## [What to produce]
For the data below, please report each line where the word "name" is found.

## [Material provided]
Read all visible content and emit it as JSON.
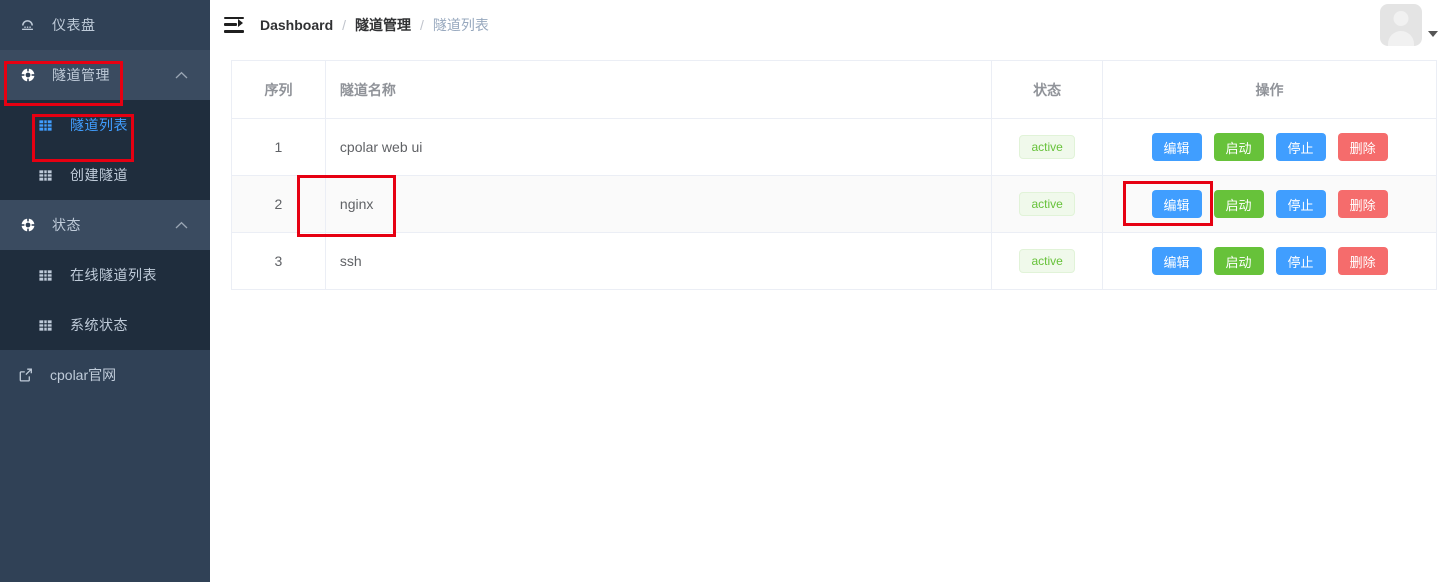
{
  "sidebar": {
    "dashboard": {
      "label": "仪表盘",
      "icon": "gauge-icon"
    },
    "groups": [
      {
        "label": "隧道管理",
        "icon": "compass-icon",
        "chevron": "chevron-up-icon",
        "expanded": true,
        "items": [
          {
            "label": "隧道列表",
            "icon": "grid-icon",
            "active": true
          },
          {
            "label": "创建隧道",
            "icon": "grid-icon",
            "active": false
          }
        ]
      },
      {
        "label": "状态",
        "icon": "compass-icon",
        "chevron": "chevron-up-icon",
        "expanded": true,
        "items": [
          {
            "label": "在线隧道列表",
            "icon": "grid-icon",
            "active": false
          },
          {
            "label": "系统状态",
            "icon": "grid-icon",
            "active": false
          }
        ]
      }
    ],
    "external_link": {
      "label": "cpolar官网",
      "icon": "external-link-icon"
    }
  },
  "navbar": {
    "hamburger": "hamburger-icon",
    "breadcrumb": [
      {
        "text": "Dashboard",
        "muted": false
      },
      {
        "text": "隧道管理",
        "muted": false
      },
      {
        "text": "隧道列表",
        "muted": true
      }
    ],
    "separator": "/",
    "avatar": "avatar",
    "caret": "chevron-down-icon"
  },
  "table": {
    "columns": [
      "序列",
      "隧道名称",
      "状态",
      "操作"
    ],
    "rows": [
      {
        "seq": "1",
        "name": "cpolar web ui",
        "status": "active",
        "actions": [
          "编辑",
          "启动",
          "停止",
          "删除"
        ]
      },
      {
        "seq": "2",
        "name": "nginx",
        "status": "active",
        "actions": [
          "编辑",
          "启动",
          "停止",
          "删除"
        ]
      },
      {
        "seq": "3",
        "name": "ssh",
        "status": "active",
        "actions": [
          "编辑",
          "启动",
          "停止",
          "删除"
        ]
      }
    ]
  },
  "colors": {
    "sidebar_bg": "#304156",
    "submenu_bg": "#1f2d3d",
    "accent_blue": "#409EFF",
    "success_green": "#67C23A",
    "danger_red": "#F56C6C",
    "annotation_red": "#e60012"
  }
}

## [Solved problem]
        "name": "cpolar web ui",
        "name": "nginx",
        "name": "ssh",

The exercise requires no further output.